_REQUIRED WORK_: Give back all the records below, unaltered.

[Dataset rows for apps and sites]
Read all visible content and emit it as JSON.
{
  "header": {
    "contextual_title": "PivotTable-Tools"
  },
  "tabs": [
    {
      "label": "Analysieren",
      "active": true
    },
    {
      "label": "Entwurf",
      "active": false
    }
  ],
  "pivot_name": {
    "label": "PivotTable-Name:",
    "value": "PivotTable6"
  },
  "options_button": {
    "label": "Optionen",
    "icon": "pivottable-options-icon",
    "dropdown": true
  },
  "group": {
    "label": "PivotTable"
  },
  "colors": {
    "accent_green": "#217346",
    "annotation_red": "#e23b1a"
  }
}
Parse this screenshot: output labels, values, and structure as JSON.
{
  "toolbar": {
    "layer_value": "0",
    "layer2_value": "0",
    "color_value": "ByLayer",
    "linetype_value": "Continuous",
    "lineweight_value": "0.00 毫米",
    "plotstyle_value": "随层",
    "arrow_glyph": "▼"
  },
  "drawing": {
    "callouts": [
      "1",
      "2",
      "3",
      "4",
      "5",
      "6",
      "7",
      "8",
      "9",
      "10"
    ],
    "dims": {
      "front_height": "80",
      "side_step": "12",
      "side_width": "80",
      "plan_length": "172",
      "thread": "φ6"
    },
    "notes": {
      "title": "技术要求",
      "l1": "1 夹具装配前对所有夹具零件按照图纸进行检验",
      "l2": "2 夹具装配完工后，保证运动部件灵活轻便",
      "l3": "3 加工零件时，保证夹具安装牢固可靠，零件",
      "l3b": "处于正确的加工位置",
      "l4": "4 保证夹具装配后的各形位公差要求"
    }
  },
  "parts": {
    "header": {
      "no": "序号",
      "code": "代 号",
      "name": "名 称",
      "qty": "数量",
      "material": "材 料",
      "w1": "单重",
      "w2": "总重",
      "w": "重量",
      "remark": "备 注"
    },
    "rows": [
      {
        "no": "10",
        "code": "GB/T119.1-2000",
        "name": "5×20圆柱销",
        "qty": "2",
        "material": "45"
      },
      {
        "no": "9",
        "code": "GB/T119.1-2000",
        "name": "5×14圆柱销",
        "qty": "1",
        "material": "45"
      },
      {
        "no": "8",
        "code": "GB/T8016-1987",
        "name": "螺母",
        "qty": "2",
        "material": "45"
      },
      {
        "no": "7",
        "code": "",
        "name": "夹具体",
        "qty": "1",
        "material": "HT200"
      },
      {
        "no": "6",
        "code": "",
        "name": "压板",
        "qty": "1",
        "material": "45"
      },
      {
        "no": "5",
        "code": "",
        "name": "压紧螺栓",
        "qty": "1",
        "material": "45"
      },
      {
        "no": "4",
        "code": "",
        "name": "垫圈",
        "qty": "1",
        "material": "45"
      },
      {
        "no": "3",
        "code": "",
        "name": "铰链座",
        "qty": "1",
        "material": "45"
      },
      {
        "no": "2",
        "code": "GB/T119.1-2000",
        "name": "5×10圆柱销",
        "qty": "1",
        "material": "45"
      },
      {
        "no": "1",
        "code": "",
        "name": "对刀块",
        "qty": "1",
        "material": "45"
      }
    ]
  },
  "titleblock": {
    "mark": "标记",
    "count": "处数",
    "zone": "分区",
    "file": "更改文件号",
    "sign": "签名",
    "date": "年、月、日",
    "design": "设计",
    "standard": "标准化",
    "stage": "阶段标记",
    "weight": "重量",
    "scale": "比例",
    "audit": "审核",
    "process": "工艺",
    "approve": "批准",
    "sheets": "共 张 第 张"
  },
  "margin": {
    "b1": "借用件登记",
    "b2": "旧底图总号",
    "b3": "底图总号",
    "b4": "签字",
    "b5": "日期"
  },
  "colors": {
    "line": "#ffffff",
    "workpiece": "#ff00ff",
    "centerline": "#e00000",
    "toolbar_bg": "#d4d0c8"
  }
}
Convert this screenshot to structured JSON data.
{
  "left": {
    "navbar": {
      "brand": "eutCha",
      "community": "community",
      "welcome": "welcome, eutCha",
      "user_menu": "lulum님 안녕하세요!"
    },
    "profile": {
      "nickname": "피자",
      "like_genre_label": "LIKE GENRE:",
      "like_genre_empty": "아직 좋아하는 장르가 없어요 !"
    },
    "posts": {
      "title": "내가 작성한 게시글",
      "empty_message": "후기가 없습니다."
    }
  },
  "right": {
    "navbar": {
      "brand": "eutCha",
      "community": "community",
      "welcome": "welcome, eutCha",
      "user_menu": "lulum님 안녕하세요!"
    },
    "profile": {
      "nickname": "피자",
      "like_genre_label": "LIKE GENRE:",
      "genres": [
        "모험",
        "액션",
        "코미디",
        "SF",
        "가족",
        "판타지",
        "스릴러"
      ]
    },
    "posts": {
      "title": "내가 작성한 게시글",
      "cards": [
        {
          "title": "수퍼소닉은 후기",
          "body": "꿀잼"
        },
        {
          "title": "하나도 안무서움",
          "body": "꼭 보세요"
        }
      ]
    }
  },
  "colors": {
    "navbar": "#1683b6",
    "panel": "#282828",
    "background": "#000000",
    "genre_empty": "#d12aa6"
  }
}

_OUTPUT FOR THIS EXERCISE_:
Read all visible content and emit it as JSON.
{
  "header": {
    "contextual_title": "PivotTable-Tools"
  },
  "tabs": [
    {
      "label": "Analysieren",
      "active": true
    },
    {
      "label": "Entwurf",
      "active": false
    }
  ],
  "pivot_name": {
    "label": "PivotTable-Name:",
    "value": "PivotTable6"
  },
  "options_button": {
    "label": "Optionen",
    "icon": "pivottable-options-icon",
    "dropdown": true
  },
  "group": {
    "label": "PivotTable"
  },
  "colors": {
    "accent_green": "#217346",
    "annotation_red": "#e23b1a"
  }
}
Parse this screenshot: output labels, values, and structure as JSON.
{
  "toolbar": {
    "layer_value": "0",
    "layer2_value": "0",
    "color_value": "ByLayer",
    "linetype_value": "Continuous",
    "lineweight_value": "0.00 毫米",
    "plotstyle_value": "随层",
    "arrow_glyph": "▼"
  },
  "drawing": {
    "callouts": [
      "1",
      "2",
      "3",
      "4",
      "5",
      "6",
      "7",
      "8",
      "9",
      "10"
    ],
    "dims": {
      "front_height": "80",
      "side_step": "12",
      "side_width": "80",
      "plan_length": "172",
      "thread": "φ6"
    },
    "notes": {
      "title": "技术要求",
      "l1": "1 夹具装配前对所有夹具零件按照图纸进行检验",
      "l2": "2 夹具装配完工后，保证运动部件灵活轻便",
      "l3": "3 加工零件时，保证夹具安装牢固可靠，零件",
      "l3b": "处于正确的加工位置",
      "l4": "4 保证夹具装配后的各形位公差要求"
    }
  },
  "parts": {
    "header": {
      "no": "序号",
      "code": "代 号",
      "name": "名 称",
      "qty": "数量",
      "material": "材 料",
      "w1": "单重",
      "w2": "总重",
      "w": "重量",
      "remark": "备 注"
    },
    "rows": [
      {
        "no": "10",
        "code": "GB/T119.1-2000",
        "name": "5×20圆柱销",
        "qty": "2",
        "material": "45"
      },
      {
        "no": "9",
        "code": "GB/T119.1-2000",
        "name": "5×14圆柱销",
        "qty": "1",
        "material": "45"
      },
      {
        "no": "8",
        "code": "GB/T8016-1987",
        "name": "螺母",
        "qty": "2",
        "material": "45"
      },
      {
        "no": "7",
        "code": "",
        "name": "夹具体",
        "qty": "1",
        "material": "HT200"
      },
      {
        "no": "6",
        "code": "",
        "name": "压板",
        "qty": "1",
        "material": "45"
      },
      {
        "no": "5",
        "code": "",
        "name": "压紧螺栓",
        "qty": "1",
        "material": "45"
      },
      {
        "no": "4",
        "code": "",
        "name": "垫圈",
        "qty": "1",
        "material": "45"
      },
      {
        "no": "3",
        "code": "",
        "name": "铰链座",
        "qty": "1",
        "material": "45"
      },
      {
        "no": "2",
        "code": "GB/T119.1-2000",
        "name": "5×10圆柱销",
        "qty": "1",
        "material": "45"
      },
      {
        "no": "1",
        "code": "",
        "name": "对刀块",
        "qty": "1",
        "material": "45"
      }
    ]
  },
  "titleblock": {
    "mark": "标记",
    "count": "处数",
    "zone": "分区",
    "file": "更改文件号",
    "sign": "签名",
    "date": "年、月、日",
    "design": "设计",
    "standard": "标准化",
    "stage": "阶段标记",
    "weight": "重量",
    "scale": "比例",
    "audit": "审核",
    "process": "工艺",
    "approve": "批准",
    "sheets": "共 张 第 张"
  },
  "margin": {
    "b1": "借用件登记",
    "b2": "旧底图总号",
    "b3": "底图总号",
    "b4": "签字",
    "b5": "日期"
  },
  "colors": {
    "line": "#ffffff",
    "workpiece": "#ff00ff",
    "centerline": "#e00000",
    "toolbar_bg": "#d4d0c8"
  }
}
Convert this screenshot to structured JSON data.
{
  "left": {
    "navbar": {
      "brand": "eutCha",
      "community": "community",
      "welcome": "welcome, eutCha",
      "user_menu": "lulum님 안녕하세요!"
    },
    "profile": {
      "nickname": "피자",
      "like_genre_label": "LIKE GENRE:",
      "like_genre_empty": "아직 좋아하는 장르가 없어요 !"
    },
    "posts": {
      "title": "내가 작성한 게시글",
      "empty_message": "후기가 없습니다."
    }
  },
  "right": {
    "navbar": {
      "brand": "eutCha",
      "community": "community",
      "welcome": "welcome, eutCha",
      "user_menu": "lulum님 안녕하세요!"
    },
    "profile": {
      "nickname": "피자",
      "like_genre_label": "LIKE GENRE:",
      "genres": [
        "모험",
        "액션",
        "코미디",
        "SF",
        "가족",
        "판타지",
        "스릴러"
      ]
    },
    "posts": {
      "title": "내가 작성한 게시글",
      "cards": [
        {
          "title": "수퍼소닉은 후기",
          "body": "꿀잼"
        },
        {
          "title": "하나도 안무서움",
          "body": "꼭 보세요"
        }
      ]
    }
  },
  "colors": {
    "navbar": "#1683b6",
    "panel": "#282828",
    "background": "#000000",
    "genre_empty": "#d12aa6"
  }
}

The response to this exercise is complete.